VOCES is also intended as the institution where speech-communities can send representatives to receive adequate training in descriptive, historical and applied linguistics, field methodology, language planning and revitalisation to enable the speech-communities to take care of their language without the necessity to rely on the expertise of outsiders. Moreover, by language classes, seminars and other events, the centre serves the purpose of giving lesser-used languages more prominence in the general public perception. Thus, VOCES contributes to safeguarding the linguistic diversity of our world.

On October 7, 2009, the final day of the Festival of Languages [http://www.festival.uni-bremen.de], the International Centre for the Study and Teaching of Lesser-Used Languages was founded in Bremen/Germany. Dónall Ó Riagáin (Ireland), Steven R. Fischer (New Zealand), Christel Stolz and Thomas Stolz (both Germany) inaugurated CeSTeaLuL – later dubbed VOCES – in a ceremony which included speeches in Irish and Rapanui.

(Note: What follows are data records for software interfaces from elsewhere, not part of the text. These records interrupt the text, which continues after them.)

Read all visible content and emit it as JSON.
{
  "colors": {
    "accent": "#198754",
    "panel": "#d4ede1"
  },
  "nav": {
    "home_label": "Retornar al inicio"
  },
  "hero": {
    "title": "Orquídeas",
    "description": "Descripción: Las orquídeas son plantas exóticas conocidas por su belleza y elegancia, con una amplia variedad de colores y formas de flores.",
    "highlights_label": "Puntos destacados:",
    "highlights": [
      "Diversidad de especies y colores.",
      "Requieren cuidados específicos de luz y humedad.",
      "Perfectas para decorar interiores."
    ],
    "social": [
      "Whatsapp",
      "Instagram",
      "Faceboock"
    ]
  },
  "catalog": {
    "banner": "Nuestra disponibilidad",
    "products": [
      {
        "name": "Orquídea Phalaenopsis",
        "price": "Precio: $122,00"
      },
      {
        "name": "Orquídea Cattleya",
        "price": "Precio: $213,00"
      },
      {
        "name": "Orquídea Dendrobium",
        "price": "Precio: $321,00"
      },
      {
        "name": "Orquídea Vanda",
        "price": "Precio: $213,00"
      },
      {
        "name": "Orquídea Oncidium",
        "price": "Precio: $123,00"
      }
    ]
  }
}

On the pages of VOCES you can find information about ongoing projects (Literacy Project), selected publications by VOCES members, and events related to the association. Furthermore, you can visit our expanding collection of resources on minority languages in the links section. The news section includes reminders for upcoming conferences, recent press reports and introduces new online resources. If you want to point us to relevant resources, conferences or workshops related to minority languages, please do not hesitate to send the information to voces@uni-bremen.de

For further information, contact the director of VOCES: stolz@uni-bremen.de.